When a message delay time lapses, SQL Server transport moves a batch of messages to the destination queue. Note that this means the exact time of delivering a delayed message is always an approximation.
From version 5 of the transport, native delayed delivery is always enabled.
The settings described in this section have default values as shown in the snippets. The settings can be fine-tuned to fit a particular system's needs, e.g. messages are checked for expiration more frequently resulting in more accurate delivery times.
Delayed messages are stored in a dedicated table named
endpoint-name.. The suffix is set to
Delayed by default, but can be overwritten using:
transport.DelayedDelivery.TableSuffix = "Delayed";
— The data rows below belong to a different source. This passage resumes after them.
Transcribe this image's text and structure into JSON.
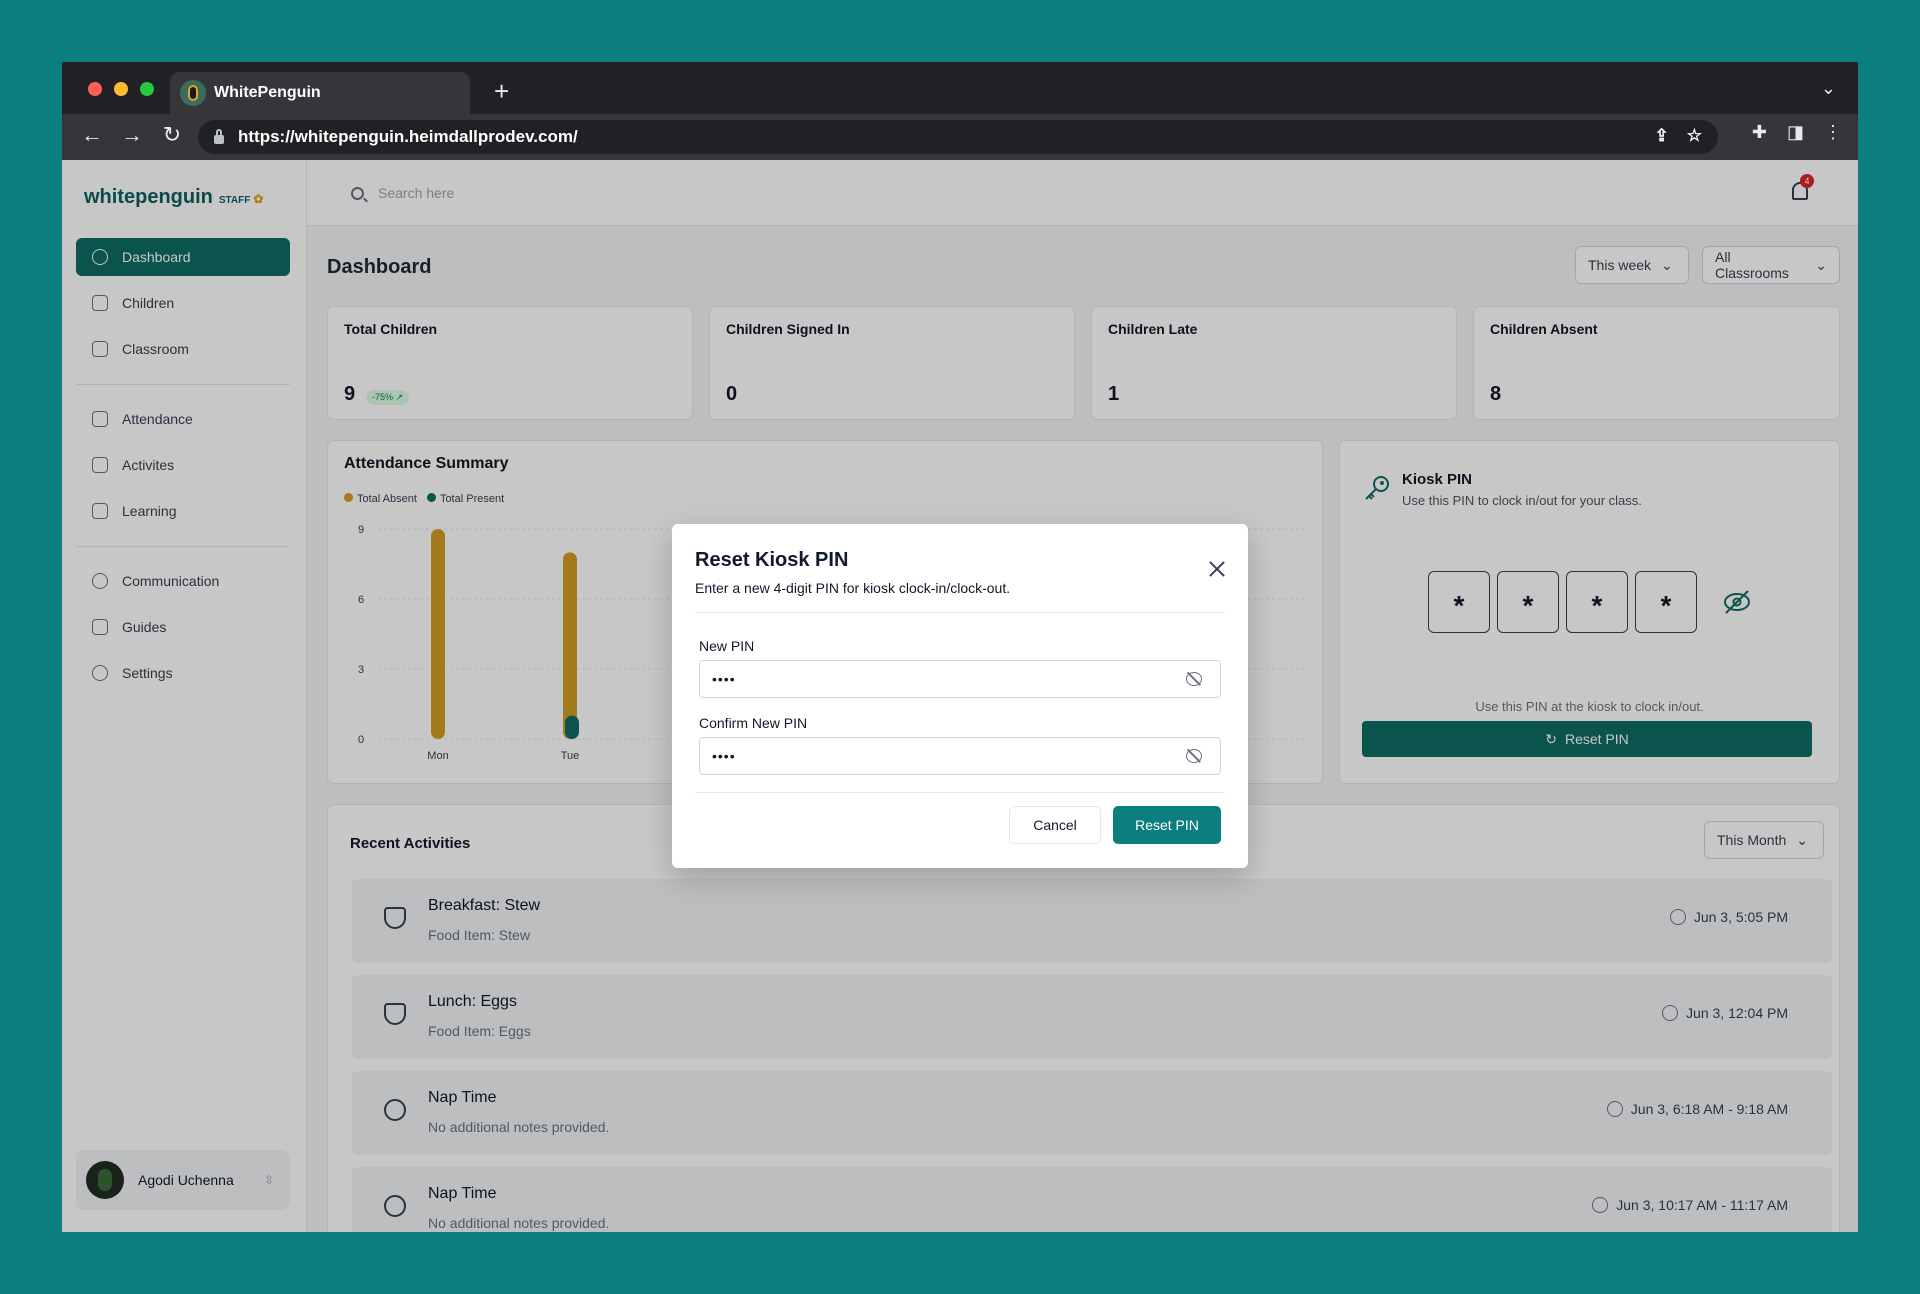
{
  "browser": {
    "tab_title": "WhitePenguin",
    "url": "https://whitepenguin.heimdallprodev.com/",
    "new_tab": "+"
  },
  "sidebar": {
    "logo": "whitepenguin",
    "logo_tag": "STAFF",
    "items": [
      {
        "label": "Dashboard"
      },
      {
        "label": "Children"
      },
      {
        "label": "Classroom"
      },
      {
        "label": "Attendance"
      },
      {
        "label": "Activites"
      },
      {
        "label": "Learning"
      },
      {
        "label": "Communication"
      },
      {
        "label": "Guides"
      },
      {
        "label": "Settings"
      }
    ],
    "user_name": "Agodi Uchenna"
  },
  "topbar": {
    "search_placeholder": "Search here",
    "notification_count": "4"
  },
  "dashboard": {
    "title": "Dashboard",
    "period_filter": "This week",
    "classroom_filter": "All Classrooms",
    "stats": [
      {
        "label": "Total Children",
        "value": "9",
        "change": "-75% ↗"
      },
      {
        "label": "Children Signed In",
        "value": "0"
      },
      {
        "label": "Children Late",
        "value": "1"
      },
      {
        "label": "Children Absent",
        "value": "8"
      }
    ],
    "attendance": {
      "title": "Attendance Summary",
      "legend_absent": "Total Absent",
      "legend_present": "Total Present",
      "absent_color": "#d39e22",
      "present_color": "#0f6b63"
    },
    "kiosk": {
      "title": "Kiosk PIN",
      "subtitle": "Use this PIN to clock in/out for your class.",
      "pin_digits": [
        "*",
        "*",
        "*",
        "*"
      ],
      "note": "Use this PIN at the kiosk to clock in/out.",
      "reset_label": "Reset PIN"
    },
    "recent": {
      "title": "Recent Activities",
      "filter": "This Month",
      "items": [
        {
          "title": "Breakfast: Stew",
          "sub": "Food Item: Stew",
          "time": "Jun 3, 5:05 PM"
        },
        {
          "title": "Lunch: Eggs",
          "sub": "Food Item: Eggs",
          "time": "Jun 3, 12:04 PM"
        },
        {
          "title": "Nap Time",
          "sub": "No additional notes provided.",
          "time": "Jun 3, 6:18 AM - 9:18 AM"
        },
        {
          "title": "Nap Time",
          "sub": "No additional notes provided.",
          "time": "Jun 3, 10:17 AM - 11:17 AM"
        }
      ]
    }
  },
  "chart_data": {
    "type": "bar",
    "categories": [
      "Mon",
      "Tue"
    ],
    "series": [
      {
        "name": "Total Absent",
        "values": [
          9,
          8
        ]
      },
      {
        "name": "Total Present",
        "values": [
          0,
          1
        ]
      }
    ],
    "yticks": [
      "0",
      "3",
      "6",
      "9"
    ],
    "ylim": [
      0,
      9
    ]
  },
  "modal": {
    "title": "Reset Kiosk PIN",
    "subtitle": "Enter a new 4-digit PIN for kiosk clock-in/clock-out.",
    "new_pin_label": "New PIN",
    "new_pin_value": "••••",
    "confirm_label": "Confirm New PIN",
    "confirm_value": "••••",
    "cancel_label": "Cancel",
    "submit_label": "Reset PIN"
  }
}
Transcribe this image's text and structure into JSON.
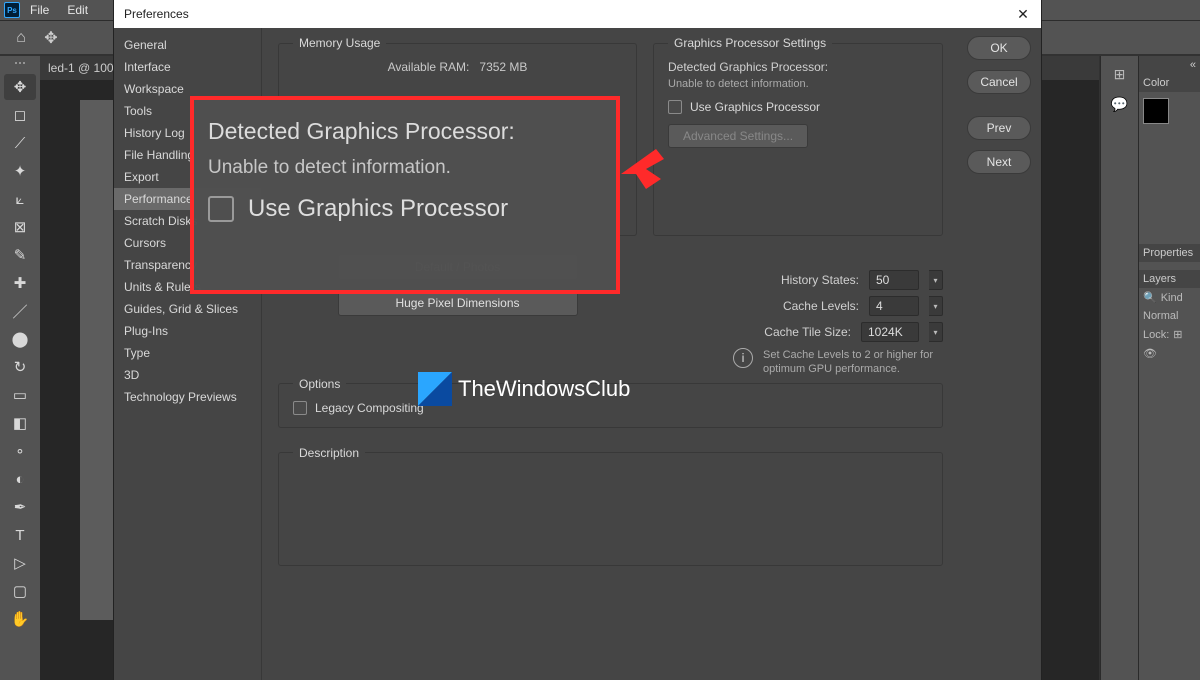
{
  "menubar": {
    "ps": "Ps",
    "file": "File",
    "edit": "Edit"
  },
  "doc_tab": "led-1 @ 100",
  "dialog": {
    "title": "Preferences",
    "categories": [
      "General",
      "Interface",
      "Workspace",
      "Tools",
      "History Log",
      "File Handling",
      "Export",
      "Performance",
      "Scratch Disks",
      "Cursors",
      "Transparency",
      "Units & Rulers",
      "Guides, Grid & Slices",
      "Plug-Ins",
      "Type",
      "3D",
      "Technology Previews"
    ],
    "selected_category": "Performance",
    "buttons": {
      "ok": "OK",
      "cancel": "Cancel",
      "prev": "Prev",
      "next": "Next"
    },
    "memory": {
      "legend": "Memory Usage",
      "available_label": "Available RAM:",
      "available_value": "7352 MB"
    },
    "gpu": {
      "legend": "Graphics Processor Settings",
      "detected_label": "Detected Graphics Processor:",
      "detected_value": "Unable to detect information.",
      "use_gpu": "Use Graphics Processor",
      "advanced": "Advanced Settings..."
    },
    "history": {
      "states_label": "History States:",
      "states_value": "50",
      "levels_label": "Cache Levels:",
      "levels_value": "4",
      "tile_label": "Cache Tile Size:",
      "tile_value": "1024K",
      "help": "Set Cache Levels to 2 or higher for optimum GPU performance."
    },
    "presets": {
      "default": "Default / Photos",
      "huge": "Huge Pixel Dimensions"
    },
    "options": {
      "legend": "Options",
      "legacy": "Legacy Compositing"
    },
    "description": {
      "legend": "Description"
    }
  },
  "callout": {
    "heading": "Detected Graphics Processor:",
    "sub": "Unable to detect information.",
    "checkbox": "Use Graphics Processor"
  },
  "rightpanel": {
    "collapse": "«",
    "color": "Color",
    "properties": "Properties",
    "layers": "Layers",
    "kind": "Kind",
    "normal": "Normal",
    "lock": "Lock:"
  },
  "watermark": "TheWindowsClub",
  "icons": {
    "search": "🔍"
  }
}
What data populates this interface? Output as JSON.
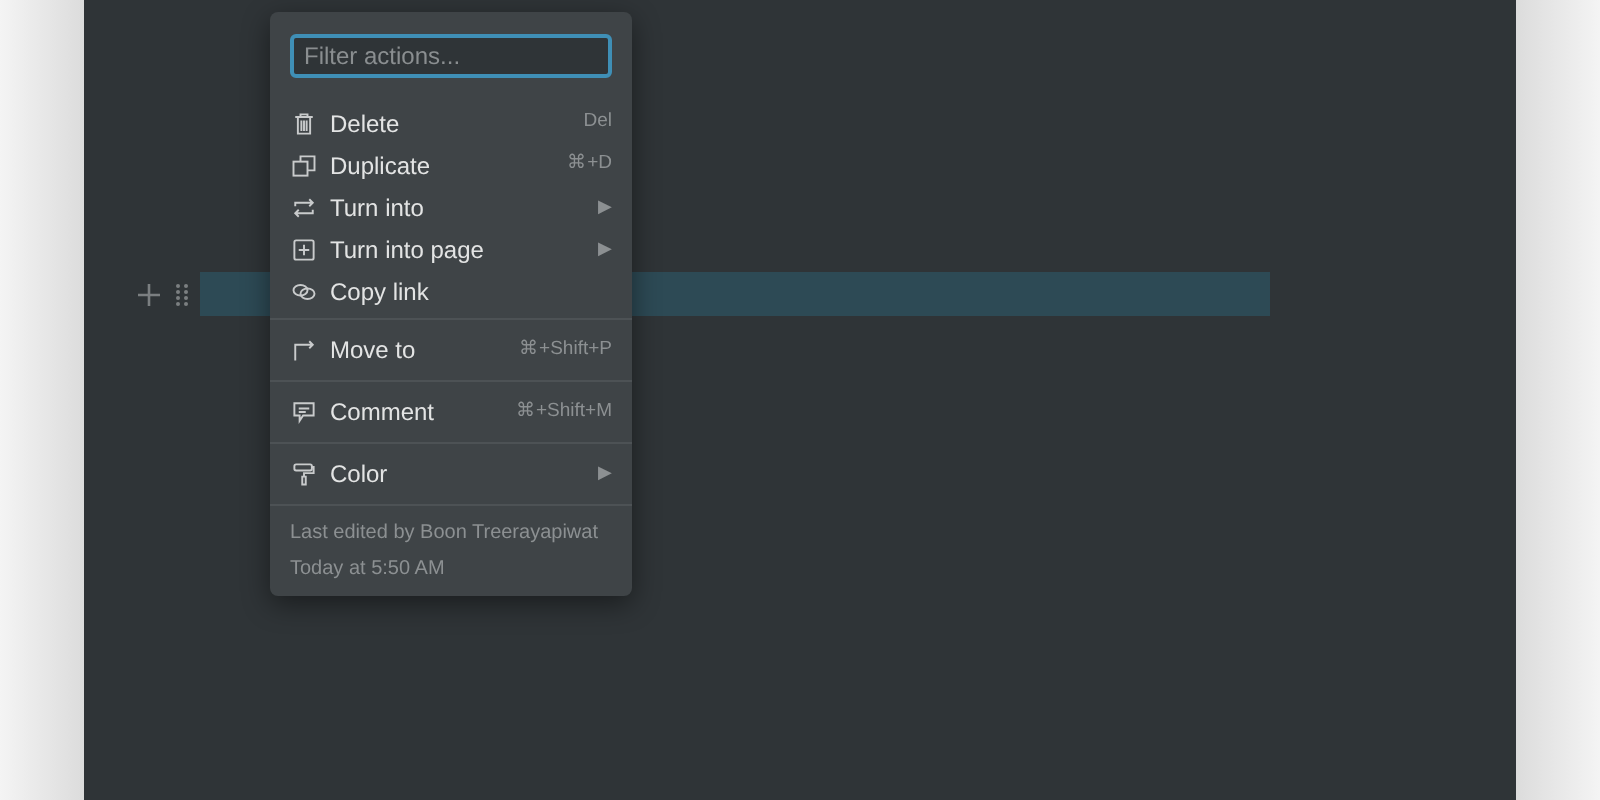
{
  "block": {
    "selected": true
  },
  "menu": {
    "filter": {
      "placeholder": "Filter actions..."
    },
    "sections": [
      {
        "items": [
          {
            "label": "Delete",
            "shortcut": "Del"
          },
          {
            "label": "Duplicate",
            "shortcut": "⌘+D"
          },
          {
            "label": "Turn into",
            "arrow": "▶"
          },
          {
            "label": "Turn into page",
            "arrow": "▶"
          },
          {
            "label": "Copy link"
          }
        ]
      },
      {
        "items": [
          {
            "label": "Move to",
            "shortcut": "⌘+Shift+P"
          }
        ]
      },
      {
        "items": [
          {
            "label": "Comment",
            "shortcut": "⌘+Shift+M"
          }
        ]
      },
      {
        "items": [
          {
            "label": "Color",
            "arrow": "▶"
          }
        ]
      }
    ],
    "footer": [
      "Last edited by Boon Treerayapiwat",
      "Today at 5:50 AM"
    ]
  }
}
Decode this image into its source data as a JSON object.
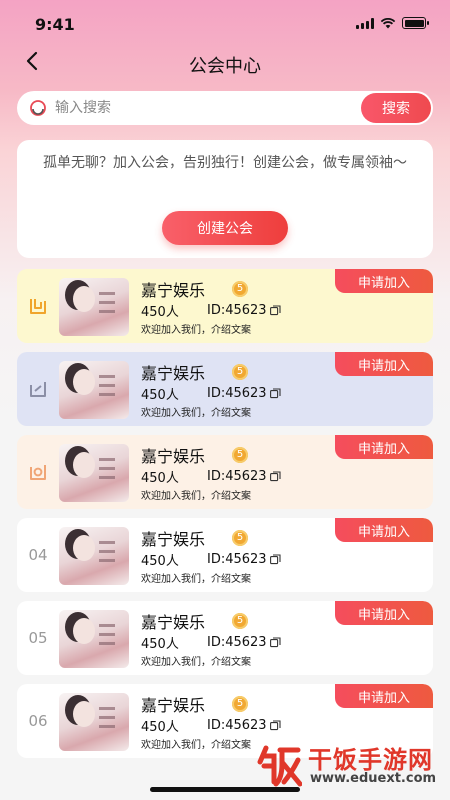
{
  "status_bar": {
    "time": "9:41"
  },
  "nav": {
    "title": "公会中心"
  },
  "search": {
    "placeholder": "输入搜索",
    "button_label": "搜索"
  },
  "promo": {
    "text": "孤单无聊？加入公会，告别独行！创建公会，做专属领袖～",
    "button_label": "创建公会"
  },
  "guilds": [
    {
      "rank": "",
      "rank_icon": "gold-medal-icon",
      "bg": "#fdf8cf",
      "name": "嘉宁娱乐",
      "level": "5",
      "members": "450人",
      "id": "ID:45623",
      "desc": "欢迎加入我们，介绍文案",
      "join_label": "申请加入"
    },
    {
      "rank": "",
      "rank_icon": "silver-medal-icon",
      "bg": "#dfe3f4",
      "name": "嘉宁娱乐",
      "level": "5",
      "members": "450人",
      "id": "ID:45623",
      "desc": "欢迎加入我们，介绍文案",
      "join_label": "申请加入"
    },
    {
      "rank": "",
      "rank_icon": "bronze-medal-icon",
      "bg": "#fdf1e6",
      "name": "嘉宁娱乐",
      "level": "5",
      "members": "450人",
      "id": "ID:45623",
      "desc": "欢迎加入我们，介绍文案",
      "join_label": "申请加入"
    },
    {
      "rank": "04",
      "rank_icon": "",
      "bg": "#ffffff",
      "name": "嘉宁娱乐",
      "level": "5",
      "members": "450人",
      "id": "ID:45623",
      "desc": "欢迎加入我们，介绍文案",
      "join_label": "申请加入"
    },
    {
      "rank": "05",
      "rank_icon": "",
      "bg": "#ffffff",
      "name": "嘉宁娱乐",
      "level": "5",
      "members": "450人",
      "id": "ID:45623",
      "desc": "欢迎加入我们，介绍文案",
      "join_label": "申请加入"
    },
    {
      "rank": "06",
      "rank_icon": "",
      "bg": "#ffffff",
      "name": "嘉宁娱乐",
      "level": "5",
      "members": "450人",
      "id": "ID:45623",
      "desc": "欢迎加入我们，介绍文案",
      "join_label": "申请加入"
    }
  ],
  "watermark": {
    "title": "干饭手游网",
    "url": "www.eduext.com"
  },
  "colors": {
    "accent": "#f0474f",
    "level_badge": "#f1a832",
    "watermark": "#e0372a"
  }
}
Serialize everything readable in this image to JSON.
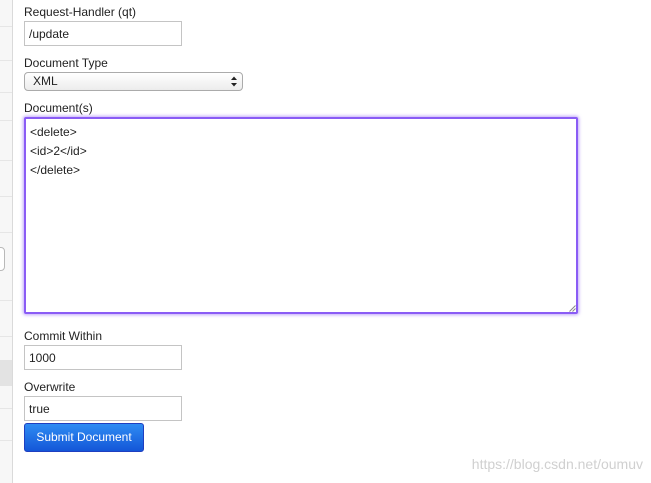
{
  "form": {
    "request_handler": {
      "label": "Request-Handler (qt)",
      "value": "/update"
    },
    "document_type": {
      "label": "Document Type",
      "selected": "XML"
    },
    "documents": {
      "label": "Document(s)",
      "value": "<delete>\n<id>2</id>\n</delete>"
    },
    "commit_within": {
      "label": "Commit Within",
      "value": "1000"
    },
    "overwrite": {
      "label": "Overwrite",
      "value": "true"
    },
    "submit_label": "Submit Document"
  },
  "watermark": "https://blog.csdn.net/oumuv",
  "colors": {
    "focus_border": "#8a5cf5",
    "button_top": "#2f8cf3",
    "button_bottom": "#1456d8"
  }
}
The SQL Server transport processes delayed messages in batches. Each time the transport queries for messages, it will use the batch size setting to limit the number of messages to be processed. This batch size is set to 100 by default, but can be configured using:
transport.DelayedDelivery.BatchSize = 100;
When upgrading to a version of the transport that supports native delayed delivery, it is safe to run a set of endpoints that include both endpoints using native delayed delivery as well as the timeout manager:
- Endpoints with native delayed delivery can send delayed messages to endpoints using the timeout manager.
- Endpoints with native delayed delivery can continue to receive delayed messages from endpoints using timeout manager.